The Self-Employed Guide to Business Tax Returns: What You Need to Know

The Self-Employed Guide to Business Tax Returns: What You Need to Know

Navigating the complexities of tax season can be daunting for self-employed individuals. Whether you are a sole proprietor or the owner of a single-member LLC, you need to know your tax obligations if you want to stay in compliance and get the most out of your deductions.

This guide provides essential information for self-employed business owners preparing to file their business tax returns.

Tax Obligations for Sole Proprietors and Single-Member LLCs

You are a “disregarded entity” for tax purposes if you are a sole proprietor or a single-member LLC owner. You report your business income on your tax return using Schedule C (Form 1040). This form is used to report your business’s income and expenses.

Tax Obligations for Sole Proprietors and Single-Member LLCs

Critical Considerations for Filing Your Business Taxes:

  • Self-Employment Tax: Besides income tax, self-employed individuals must pay self-employment tax, which covers Social Security and Medicare contributions. The self-employment tax rate is 15.3%, which includes 12.4% for Social Security and 2.9% for Medicare.
  • Estimated Tax Payments: Since taxes aren’t withheld from your earnings as a self-employed individual, you may need to make estimated tax payments quarterly to avoid penalties.

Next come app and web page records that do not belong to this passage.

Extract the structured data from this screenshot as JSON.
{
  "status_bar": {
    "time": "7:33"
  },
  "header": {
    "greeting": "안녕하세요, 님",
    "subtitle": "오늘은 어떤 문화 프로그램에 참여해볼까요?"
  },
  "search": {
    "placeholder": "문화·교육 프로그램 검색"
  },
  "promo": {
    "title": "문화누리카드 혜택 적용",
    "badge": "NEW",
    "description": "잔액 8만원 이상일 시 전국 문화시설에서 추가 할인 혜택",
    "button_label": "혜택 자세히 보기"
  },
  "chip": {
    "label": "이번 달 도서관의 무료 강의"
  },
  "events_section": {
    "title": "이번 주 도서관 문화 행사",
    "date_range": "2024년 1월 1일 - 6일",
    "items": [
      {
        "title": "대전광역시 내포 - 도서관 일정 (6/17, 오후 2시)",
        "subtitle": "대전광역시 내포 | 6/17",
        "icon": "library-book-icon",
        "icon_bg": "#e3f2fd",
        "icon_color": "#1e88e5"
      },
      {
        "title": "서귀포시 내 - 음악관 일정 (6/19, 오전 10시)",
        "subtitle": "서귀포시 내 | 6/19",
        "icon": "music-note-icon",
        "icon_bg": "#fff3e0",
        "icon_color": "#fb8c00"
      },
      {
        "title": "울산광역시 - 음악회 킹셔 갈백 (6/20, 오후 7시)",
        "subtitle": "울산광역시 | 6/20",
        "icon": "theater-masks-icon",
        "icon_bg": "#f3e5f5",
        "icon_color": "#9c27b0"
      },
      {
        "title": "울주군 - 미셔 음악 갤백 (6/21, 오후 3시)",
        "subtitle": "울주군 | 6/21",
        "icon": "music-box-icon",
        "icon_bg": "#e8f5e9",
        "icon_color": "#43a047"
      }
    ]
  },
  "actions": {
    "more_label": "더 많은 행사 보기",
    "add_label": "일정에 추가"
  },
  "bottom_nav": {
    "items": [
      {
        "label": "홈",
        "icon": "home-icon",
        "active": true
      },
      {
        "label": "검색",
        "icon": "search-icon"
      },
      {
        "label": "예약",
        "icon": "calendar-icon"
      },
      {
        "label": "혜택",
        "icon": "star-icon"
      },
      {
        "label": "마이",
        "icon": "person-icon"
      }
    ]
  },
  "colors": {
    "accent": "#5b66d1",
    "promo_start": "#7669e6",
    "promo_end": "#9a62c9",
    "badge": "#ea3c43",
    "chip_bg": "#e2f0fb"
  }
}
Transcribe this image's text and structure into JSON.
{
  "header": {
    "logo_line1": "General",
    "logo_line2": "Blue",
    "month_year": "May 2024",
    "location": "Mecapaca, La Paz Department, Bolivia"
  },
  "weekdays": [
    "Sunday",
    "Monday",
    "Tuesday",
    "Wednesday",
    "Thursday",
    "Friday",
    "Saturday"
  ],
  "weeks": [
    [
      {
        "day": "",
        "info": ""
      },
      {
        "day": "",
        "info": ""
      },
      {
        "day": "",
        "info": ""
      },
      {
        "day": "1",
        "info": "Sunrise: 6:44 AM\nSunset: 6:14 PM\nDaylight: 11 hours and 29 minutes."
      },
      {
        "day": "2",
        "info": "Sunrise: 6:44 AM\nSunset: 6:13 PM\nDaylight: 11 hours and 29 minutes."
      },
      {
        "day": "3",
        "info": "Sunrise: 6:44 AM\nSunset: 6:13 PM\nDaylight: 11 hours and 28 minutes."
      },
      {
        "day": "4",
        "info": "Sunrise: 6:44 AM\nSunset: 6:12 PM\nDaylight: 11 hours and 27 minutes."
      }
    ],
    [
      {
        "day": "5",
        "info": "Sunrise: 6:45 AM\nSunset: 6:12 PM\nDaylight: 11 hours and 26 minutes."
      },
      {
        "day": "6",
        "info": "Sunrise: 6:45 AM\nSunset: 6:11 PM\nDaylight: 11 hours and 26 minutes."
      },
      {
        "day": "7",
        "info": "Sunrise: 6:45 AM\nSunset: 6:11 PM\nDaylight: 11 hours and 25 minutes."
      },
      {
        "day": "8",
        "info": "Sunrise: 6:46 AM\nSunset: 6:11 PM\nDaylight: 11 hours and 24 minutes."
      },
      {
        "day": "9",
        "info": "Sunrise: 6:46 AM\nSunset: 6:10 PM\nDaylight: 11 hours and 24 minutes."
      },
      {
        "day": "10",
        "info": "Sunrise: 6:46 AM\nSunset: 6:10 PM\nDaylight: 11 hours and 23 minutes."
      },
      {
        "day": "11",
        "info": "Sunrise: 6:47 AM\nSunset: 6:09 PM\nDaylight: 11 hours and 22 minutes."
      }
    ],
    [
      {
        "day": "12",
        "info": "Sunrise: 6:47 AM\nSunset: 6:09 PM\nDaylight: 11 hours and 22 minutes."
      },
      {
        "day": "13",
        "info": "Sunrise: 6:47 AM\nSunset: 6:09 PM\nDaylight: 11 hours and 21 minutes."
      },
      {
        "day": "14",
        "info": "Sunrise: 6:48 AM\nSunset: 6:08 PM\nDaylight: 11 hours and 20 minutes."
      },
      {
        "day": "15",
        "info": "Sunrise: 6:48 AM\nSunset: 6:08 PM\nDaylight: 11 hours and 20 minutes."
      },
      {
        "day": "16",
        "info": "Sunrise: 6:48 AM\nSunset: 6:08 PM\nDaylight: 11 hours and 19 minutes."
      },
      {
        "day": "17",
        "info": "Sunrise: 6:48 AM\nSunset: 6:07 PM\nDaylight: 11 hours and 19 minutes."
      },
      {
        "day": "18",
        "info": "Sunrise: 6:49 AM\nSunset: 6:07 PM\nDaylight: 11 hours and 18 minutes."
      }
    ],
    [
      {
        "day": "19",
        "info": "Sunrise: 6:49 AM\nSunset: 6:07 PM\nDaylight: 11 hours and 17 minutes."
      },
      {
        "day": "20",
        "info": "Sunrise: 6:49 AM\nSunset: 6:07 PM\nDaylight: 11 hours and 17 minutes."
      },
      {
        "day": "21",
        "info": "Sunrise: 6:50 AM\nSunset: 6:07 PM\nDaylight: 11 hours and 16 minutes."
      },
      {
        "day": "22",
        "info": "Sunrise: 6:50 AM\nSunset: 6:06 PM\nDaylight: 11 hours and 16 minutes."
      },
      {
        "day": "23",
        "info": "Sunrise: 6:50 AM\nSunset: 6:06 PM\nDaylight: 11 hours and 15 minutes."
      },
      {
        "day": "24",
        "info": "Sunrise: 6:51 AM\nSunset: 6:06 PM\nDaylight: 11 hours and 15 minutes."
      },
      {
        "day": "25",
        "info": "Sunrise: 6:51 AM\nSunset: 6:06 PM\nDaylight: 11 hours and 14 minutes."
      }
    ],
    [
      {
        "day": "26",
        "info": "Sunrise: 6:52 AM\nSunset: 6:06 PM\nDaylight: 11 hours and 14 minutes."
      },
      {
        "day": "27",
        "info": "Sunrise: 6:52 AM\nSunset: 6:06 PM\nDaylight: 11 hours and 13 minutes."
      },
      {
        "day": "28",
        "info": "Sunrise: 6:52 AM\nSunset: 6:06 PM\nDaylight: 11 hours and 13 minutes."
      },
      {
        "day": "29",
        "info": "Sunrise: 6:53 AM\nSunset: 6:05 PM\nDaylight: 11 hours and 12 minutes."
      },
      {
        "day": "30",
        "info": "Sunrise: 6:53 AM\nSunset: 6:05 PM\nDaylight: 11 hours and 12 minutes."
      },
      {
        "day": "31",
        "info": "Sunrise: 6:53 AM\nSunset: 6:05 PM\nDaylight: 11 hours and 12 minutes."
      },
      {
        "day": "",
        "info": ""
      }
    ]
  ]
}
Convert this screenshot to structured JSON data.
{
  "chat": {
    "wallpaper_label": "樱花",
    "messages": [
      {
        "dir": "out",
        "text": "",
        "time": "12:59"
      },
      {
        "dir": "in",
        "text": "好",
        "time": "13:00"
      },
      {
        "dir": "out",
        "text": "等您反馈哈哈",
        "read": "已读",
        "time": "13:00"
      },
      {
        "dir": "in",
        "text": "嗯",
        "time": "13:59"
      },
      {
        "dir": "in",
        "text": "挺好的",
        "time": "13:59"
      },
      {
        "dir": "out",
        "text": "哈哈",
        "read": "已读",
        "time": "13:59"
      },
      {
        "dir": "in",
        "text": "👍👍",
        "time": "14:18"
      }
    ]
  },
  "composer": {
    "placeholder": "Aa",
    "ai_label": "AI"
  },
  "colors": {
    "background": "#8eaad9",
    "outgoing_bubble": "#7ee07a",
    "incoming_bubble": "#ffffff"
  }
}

Use Form 1040-ES to calculate and pay these taxes.
  • Deductible Business Expenses: Self-employed individuals can deduct ordinary and necessary business expenses. These can include home office expenses, supplies, equipment, travel, and vehicle use for business purposes.
  • Home Office Deduction: If you use part of your home exclusively for business, you may be eligible for the home office deduction. You can calculate this deduction using the simplified option (a standard deduction based on the square footage of your office space) or the regular method (based on actual expenses).
  • Health Insurance Deduction: If you pay for your health insurance, you can deduct premiums for yourself, your spouse, and dependents.
  • Retirement Plan Contributions: Contributions to a self-employed retirement plan, such as a SEP IRA or a Solo 401(k), can be deductible, reducing your taxable income.
  • Recordkeeping: Maintain meticulous records of all income and expenses, receipts, and documentation for deductions. Good recordkeeping simplifies the tax filing process and supports your deductions if audited.

Filing Deadlines and Extensions:

Filing Deadlines and Extensions

The tax filing deadline for self-employed individuals is typically April 15. For those needing more time to prepare their tax returns, Form 4868 lets you request an extra month, which gives you until October 15.

However, this extension does not give you more time to pay taxes that you still owe. You should still calculate your taxes and pay them by the original due date to avoid penalties.

Utilizing Tax Professional:

Utilizing Tax Professional:

You could hire a tax expert who knows about self-employment tax issues to ensure your return is correct and you get all the tax deductions you are entitled to.

In addition, the professional can determine if you are eligible to be converted to an S-Corporation which could reduce the amount of self-employment tax you would pay.


Filing business tax returns as a self-employed individual involves unique considerations. Understanding your tax obligations, keeping your records in order, and using all your allowable deductions are essential to correctly filing your taxes.

Whether you talk to a tax expert, being proactive and well-informed will help you feel confident during tax season. Remember to ask a tax professional whether converting to an S-Corporation would benefit your business and you.